[Data about app and page elements]
┄┄┄┄┄┄
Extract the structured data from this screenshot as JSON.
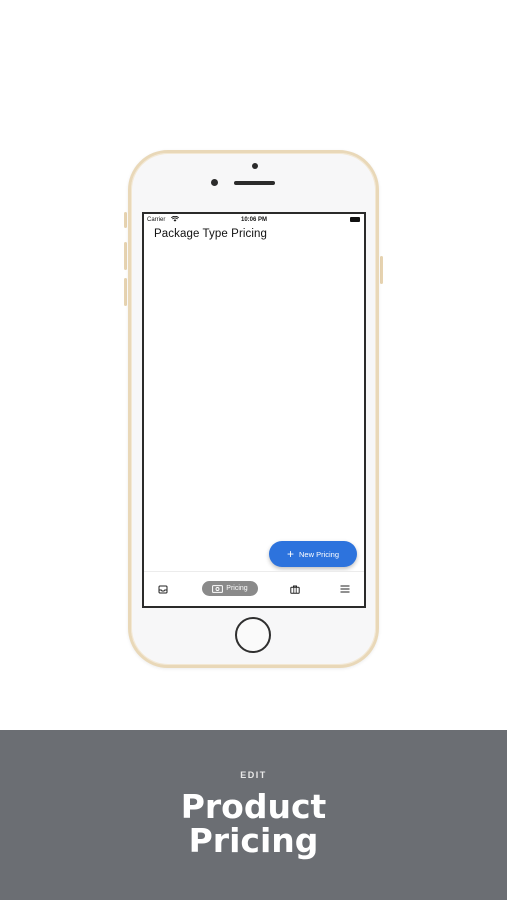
{
  "status_bar": {
    "carrier": "Carrier",
    "time": "10:06 PM"
  },
  "page": {
    "title": "Package Type Pricing"
  },
  "fab": {
    "label": "New Pricing",
    "icon": "plus-icon"
  },
  "bottom_nav": {
    "items": [
      {
        "icon": "inbox-icon",
        "label": ""
      },
      {
        "icon": "cash-icon",
        "label": "Pricing",
        "active": true
      },
      {
        "icon": "briefcase-icon",
        "label": ""
      },
      {
        "icon": "menu-icon",
        "label": ""
      }
    ]
  },
  "banner": {
    "kicker": "EDIT",
    "title_line1": "Product",
    "title_line2": "Pricing"
  },
  "colors": {
    "accent": "#2d73dd",
    "banner_bg": "#6b6e73",
    "nav_active_bg": "#8a8a8a",
    "phone_frame": "#e9d8b8"
  }
}
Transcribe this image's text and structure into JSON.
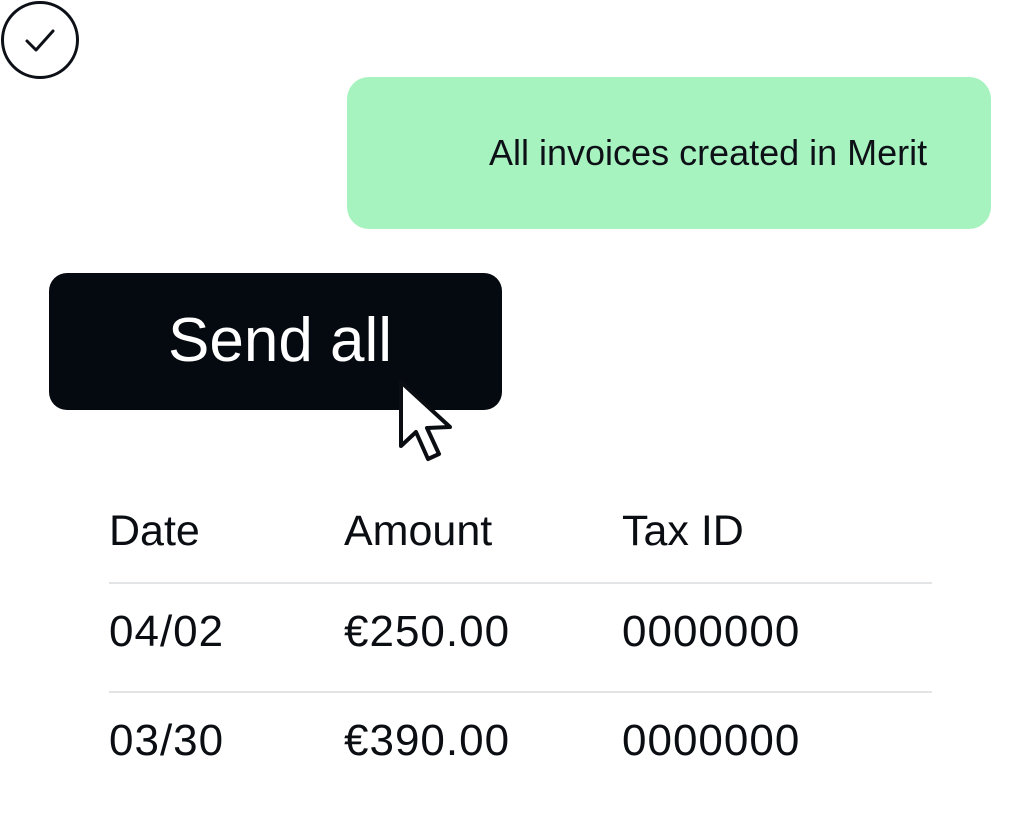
{
  "toast": {
    "message": "All invoices created in Merit",
    "status_color": "#a7f3bf",
    "icon": "check-circle-icon"
  },
  "actions": {
    "send_all_label": "Send all"
  },
  "table": {
    "columns": [
      "Date",
      "Amount",
      "Tax ID"
    ],
    "rows": [
      {
        "date": "04/02",
        "amount": "€250.00",
        "tax_id": "0000000"
      },
      {
        "date": "03/30",
        "amount": "€390.00",
        "tax_id": "0000000"
      }
    ]
  },
  "cursor": {
    "icon": "pointer-cursor-icon"
  }
}
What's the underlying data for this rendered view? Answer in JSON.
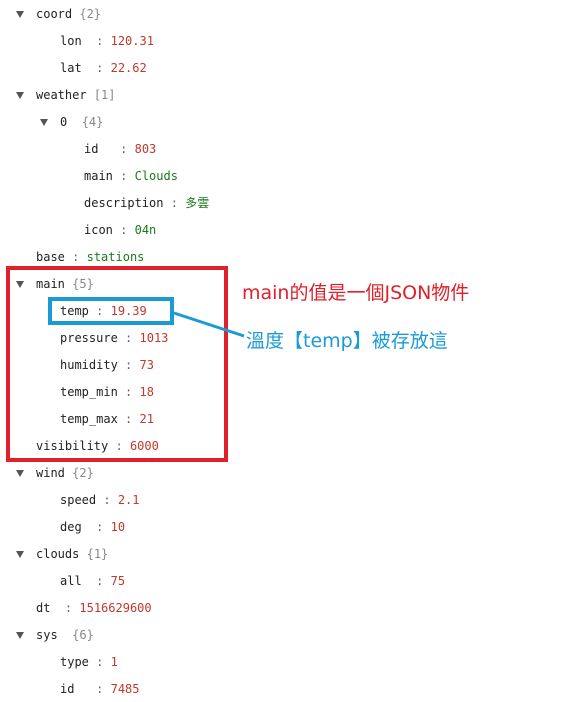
{
  "tree": {
    "coord": {
      "key": "coord",
      "meta": "{2}",
      "lon_key": "lon",
      "lon_val": "120.31",
      "lat_key": "lat",
      "lat_val": "22.62"
    },
    "weather": {
      "key": "weather",
      "meta": "[1]",
      "item0": {
        "key": "0",
        "meta": "{4}",
        "id_key": "id",
        "id_val": "803",
        "main_key": "main",
        "main_val": "Clouds",
        "desc_key": "description",
        "desc_val": "多雲",
        "icon_key": "icon",
        "icon_val": "04n"
      }
    },
    "base": {
      "key": "base",
      "val": "stations"
    },
    "main": {
      "key": "main",
      "meta": "{5}",
      "temp_key": "temp",
      "temp_val": "19.39",
      "pressure_key": "pressure",
      "pressure_val": "1013",
      "humidity_key": "humidity",
      "humidity_val": "73",
      "temp_min_key": "temp_min",
      "temp_min_val": "18",
      "temp_max_key": "temp_max",
      "temp_max_val": "21"
    },
    "visibility": {
      "key": "visibility",
      "val": "6000"
    },
    "wind": {
      "key": "wind",
      "meta": "{2}",
      "speed_key": "speed",
      "speed_val": "2.1",
      "deg_key": "deg",
      "deg_val": "10"
    },
    "clouds": {
      "key": "clouds",
      "meta": "{1}",
      "all_key": "all",
      "all_val": "75"
    },
    "dt": {
      "key": "dt",
      "val": "1516629600"
    },
    "sys": {
      "key": "sys",
      "meta": "{6}",
      "type_key": "type",
      "type_val": "1",
      "id_key": "id",
      "id_val": "7485"
    }
  },
  "annotations": {
    "main_note": "main的值是一個JSON物件",
    "temp_note": "溫度【temp】被存放這"
  },
  "colors": {
    "red_box": "#e0202a",
    "blue_box": "#1a9ad6",
    "number": "#c0392b",
    "string": "#1a7a1a"
  }
}
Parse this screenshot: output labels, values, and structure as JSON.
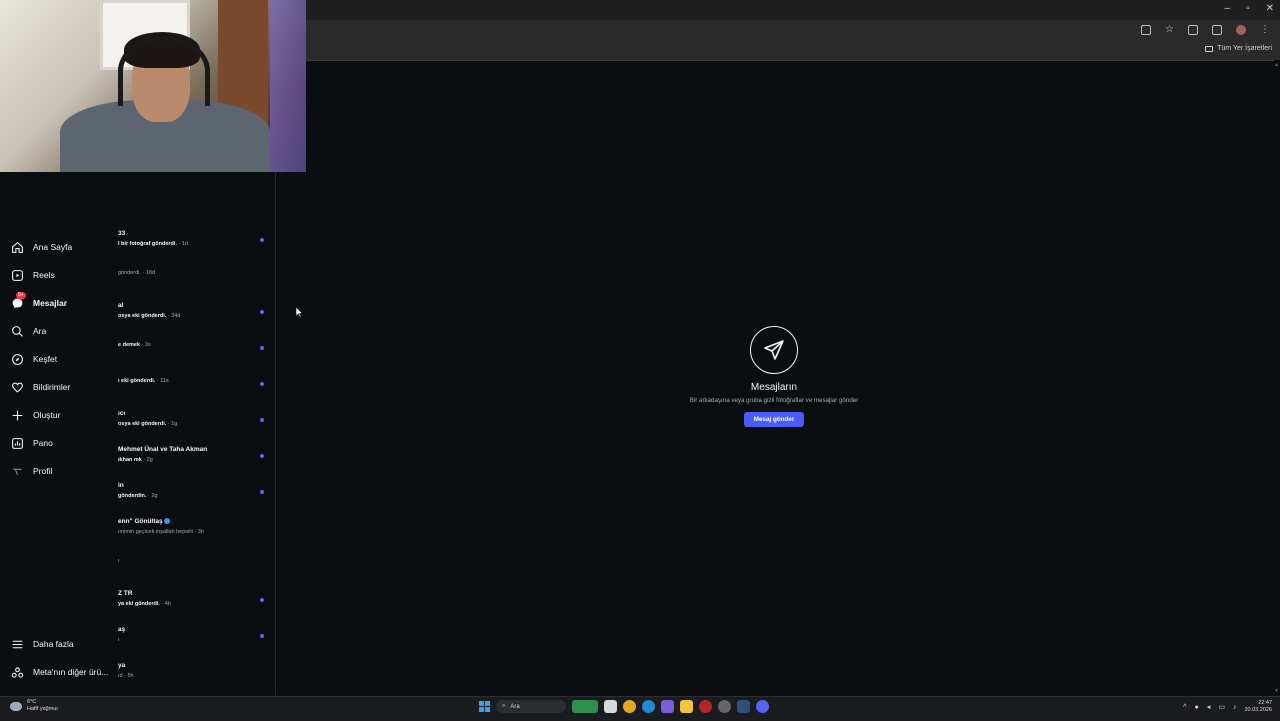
{
  "browser": {
    "window_controls": [
      "–",
      "▫",
      "✕"
    ],
    "bookmark_folder_label": "Tüm Yer İşaretleri"
  },
  "nav": {
    "items": [
      {
        "label": "Ana Sayfa",
        "icon": "home-icon"
      },
      {
        "label": "Reels",
        "icon": "reels-icon"
      },
      {
        "label": "Mesajlar",
        "icon": "messenger-icon",
        "badge": "9+",
        "active": true
      },
      {
        "label": "Ara",
        "icon": "search-icon"
      },
      {
        "label": "Keşfet",
        "icon": "compass-icon"
      },
      {
        "label": "Bildirimler",
        "icon": "heart-icon"
      },
      {
        "label": "Oluştur",
        "icon": "plus-icon"
      },
      {
        "label": "Pano",
        "icon": "dashboard-icon"
      },
      {
        "label": "Profil",
        "icon": "profile-avatar-icon"
      }
    ],
    "more_label": "Daha fazla",
    "meta_label": "Meta'nın diğer ürü..."
  },
  "conversations": [
    {
      "name": "33",
      "preview": "l bir fotoğraf gönderdi.",
      "time": "· 1d",
      "unread": true,
      "preview_bold": true
    },
    {
      "name": "",
      "preview": "gönderdi.",
      "time": "· 18d",
      "unread": false,
      "preview_bold": false
    },
    {
      "name": "al",
      "preview": "osya eki gönderdi.",
      "time": "· 34d",
      "unread": true,
      "preview_bold": true
    },
    {
      "name": "",
      "preview": "e demek",
      "time": "· 3s",
      "unread": true,
      "preview_bold": true
    },
    {
      "name": "",
      "preview": "ı eki gönderdi.",
      "time": "· 11s",
      "unread": true,
      "preview_bold": true
    },
    {
      "name": "ıcı",
      "preview": "osya eki gönderdi.",
      "time": "· 1g",
      "unread": true,
      "preview_bold": true
    },
    {
      "name": "Mehmet Ünal ve Taha Akman",
      "preview": "ıkhan mk",
      "time": "· 2g",
      "unread": true,
      "preview_bold": true
    },
    {
      "name": "in",
      "preview": "gönderdin.",
      "time": "· 2g",
      "unread": true,
      "preview_bold": true
    },
    {
      "name": "enn\" Gönültaş",
      "preview": "ımimin geçicek inşallah hepsiiii",
      "time": "· 3h",
      "unread": false,
      "preview_bold": false,
      "verified": true
    },
    {
      "name": "",
      "preview": "ı",
      "time": "",
      "unread": false,
      "preview_bold": false
    },
    {
      "name": "Z TR",
      "preview": "ya eki gönderdi.",
      "time": "· 4h",
      "unread": true,
      "preview_bold": true
    },
    {
      "name": "aş",
      "preview": "ı",
      "time": "",
      "unread": true,
      "preview_bold": false
    },
    {
      "name": "ya",
      "preview": "ıd",
      "time": "· 5h",
      "unread": false,
      "preview_bold": false
    }
  ],
  "empty_state": {
    "title": "Mesajların",
    "subtitle": "Bir arkadaşına veya gruba gizli fotoğraflar ve mesajlar gönder",
    "button": "Mesaj gönder",
    "icon": "send-icon"
  },
  "taskbar": {
    "weather_temp": "6°C",
    "weather_desc": "Hafif yağmur",
    "search_placeholder": "Ara",
    "time": "22:47",
    "date": "20.03.2026"
  },
  "colors": {
    "accent": "#4a5df9",
    "unread_dot": "#5c63f0",
    "badge": "#ff3040",
    "background": "#0b0e11"
  }
}
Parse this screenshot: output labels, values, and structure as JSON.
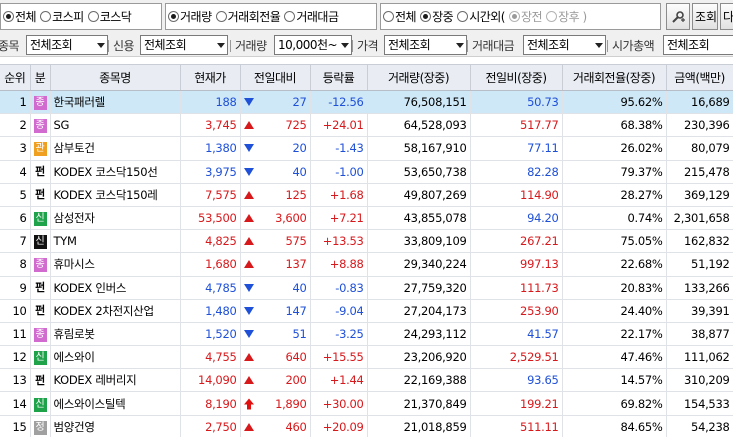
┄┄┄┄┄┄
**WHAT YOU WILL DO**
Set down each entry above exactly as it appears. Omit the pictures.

**WRITTEN ANSWER**
Extract the structured data from this screenshot as JSON.
{
  "status_bar": {
    "carrier": "Carrier",
    "time": "10:06 PM"
  },
  "page": {
    "title": "Package Type Pricing"
  },
  "fab": {
    "label": "New Pricing",
    "icon": "plus-icon"
  },
  "bottom_nav": {
    "items": [
      {
        "icon": "inbox-icon",
        "label": ""
      },
      {
        "icon": "cash-icon",
        "label": "Pricing",
        "active": true
      },
      {
        "icon": "briefcase-icon",
        "label": ""
      },
      {
        "icon": "menu-icon",
        "label": ""
      }
    ]
  },
  "banner": {
    "kicker": "EDIT",
    "title_line1": "Product",
    "title_line2": "Pricing"
  },
  "colors": {
    "accent": "#2d73dd",
    "banner_bg": "#6b6e73",
    "nav_active_bg": "#8a8a8a",
    "phone_frame": "#e9d8b8"
  }
}
Transcribe this image's text and structure into JSON.
{
  "toast": {
    "message": "All invoices created in Merit",
    "status_color": "#a7f3bf",
    "icon": "check-circle-icon"
  },
  "actions": {
    "send_all_label": "Send all"
  },
  "table": {
    "columns": [
      "Date",
      "Amount",
      "Tax ID"
    ],
    "rows": [
      {
        "date": "04/02",
        "amount": "€250.00",
        "tax_id": "0000000"
      },
      {
        "date": "03/30",
        "amount": "€390.00",
        "tax_id": "0000000"
      }
    ]
  },
  "cursor": {
    "icon": "pointer-cursor-icon"
  }
}
What's the underlying data for this rendered view? Answer in JSON.
{
  "tree": {
    "coord": {
      "key": "coord",
      "meta": "{2}",
      "lon_key": "lon",
      "lon_val": "120.31",
      "lat_key": "lat",
      "lat_val": "22.62"
    },
    "weather": {
      "key": "weather",
      "meta": "[1]",
      "item0": {
        "key": "0",
        "meta": "{4}",
        "id_key": "id",
        "id_val": "803",
        "main_key": "main",
        "main_val": "Clouds",
        "desc_key": "description",
        "desc_val": "多雲",
        "icon_key": "icon",
        "icon_val": "04n"
      }
    },
    "base": {
      "key": "base",
      "val": "stations"
    },
    "main": {
      "key": "main",
      "meta": "{5}",
      "temp_key": "temp",
      "temp_val": "19.39",
      "pressure_key": "pressure",
      "pressure_val": "1013",
      "humidity_key": "humidity",
      "humidity_val": "73",
      "temp_min_key": "temp_min",
      "temp_min_val": "18",
      "temp_max_key": "temp_max",
      "temp_max_val": "21"
    },
    "visibility": {
      "key": "visibility",
      "val": "6000"
    },
    "wind": {
      "key": "wind",
      "meta": "{2}",
      "speed_key": "speed",
      "speed_val": "2.1",
      "deg_key": "deg",
      "deg_val": "10"
    },
    "clouds": {
      "key": "clouds",
      "meta": "{1}",
      "all_key": "all",
      "all_val": "75"
    },
    "dt": {
      "key": "dt",
      "val": "1516629600"
    },
    "sys": {
      "key": "sys",
      "meta": "{6}",
      "type_key": "type",
      "type_val": "1",
      "id_key": "id",
      "id_val": "7485"
    }
  },
  "annotations": {
    "main_note": "main的值是一個JSON物件",
    "temp_note": "溫度【temp】被存放這"
  },
  "colors": {
    "red_box": "#e0202a",
    "blue_box": "#1a9ad6",
    "number": "#c0392b",
    "string": "#1a7a1a"
  }
}
Parse this screenshot: output labels, values, and structure as JSON.
{
  "browser": {
    "window_controls": [
      "–",
      "▫",
      "✕"
    ],
    "bookmark_folder_label": "Tüm Yer İşaretleri"
  },
  "nav": {
    "items": [
      {
        "label": "Ana Sayfa",
        "icon": "home-icon"
      },
      {
        "label": "Reels",
        "icon": "reels-icon"
      },
      {
        "label": "Mesajlar",
        "icon": "messenger-icon",
        "badge": "9+",
        "active": true
      },
      {
        "label": "Ara",
        "icon": "search-icon"
      },
      {
        "label": "Keşfet",
        "icon": "compass-icon"
      },
      {
        "label": "Bildirimler",
        "icon": "heart-icon"
      },
      {
        "label": "Oluştur",
        "icon": "plus-icon"
      },
      {
        "label": "Pano",
        "icon": "dashboard-icon"
      },
      {
        "label": "Profil",
        "icon": "profile-avatar-icon"
      }
    ],
    "more_label": "Daha fazla",
    "meta_label": "Meta'nın diğer ürü..."
  },
  "conversations": [
    {
      "name": "33",
      "preview": "l bir fotoğraf gönderdi.",
      "time": "· 1d",
      "unread": true,
      "preview_bold": true
    },
    {
      "name": "",
      "preview": "gönderdi.",
      "time": "· 18d",
      "unread": false,
      "preview_bold": false
    },
    {
      "name": "al",
      "preview": "osya eki gönderdi.",
      "time": "· 34d",
      "unread": true,
      "preview_bold": true
    },
    {
      "name": "",
      "preview": "e demek",
      "time": "· 3s",
      "unread": true,
      "preview_bold": true
    },
    {
      "name": "",
      "preview": "ı eki gönderdi.",
      "time": "· 11s",
      "unread": true,
      "preview_bold": true
    },
    {
      "name": "ıcı",
      "preview": "osya eki gönderdi.",
      "time": "· 1g",
      "unread": true,
      "preview_bold": true
    },
    {
      "name": "Mehmet Ünal ve Taha Akman",
      "preview": "ıkhan mk",
      "time": "· 2g",
      "unread": true,
      "preview_bold": true
    },
    {
      "name": "in",
      "preview": "gönderdin.",
      "time": "· 2g",
      "unread": true,
      "preview_bold": true
    },
    {
      "name": "enn\" Gönültaş",
      "preview": "ımimin geçicek inşallah hepsiiii",
      "time": "· 3h",
      "unread": false,
      "preview_bold": false,
      "verified": true
    },
    {
      "name": "",
      "preview": "ı",
      "time": "",
      "unread": false,
      "preview_bold": false
    },
    {
      "name": "Z TR",
      "preview": "ya eki gönderdi.",
      "time": "· 4h",
      "unread": true,
      "preview_bold": true
    },
    {
      "name": "aş",
      "preview": "ı",
      "time": "",
      "unread": true,
      "preview_bold": false
    },
    {
      "name": "ya",
      "preview": "ıd",
      "time": "· 5h",
      "unread": false,
      "preview_bold": false
    }
  ],
  "empty_state": {
    "title": "Mesajların",
    "subtitle": "Bir arkadaşına veya gruba gizli fotoğraflar ve mesajlar gönder",
    "button": "Mesaj gönder",
    "icon": "send-icon"
  },
  "taskbar": {
    "weather_temp": "6°C",
    "weather_desc": "Hafif yağmur",
    "search_placeholder": "Ara",
    "time": "22:47",
    "date": "20.03.2026"
  },
  "colors": {
    "accent": "#4a5df9",
    "unread_dot": "#5c63f0",
    "badge": "#ff3040",
    "background": "#0b0e11"
  }
}
Parse this screenshot: output labels, values, and structure as JSON.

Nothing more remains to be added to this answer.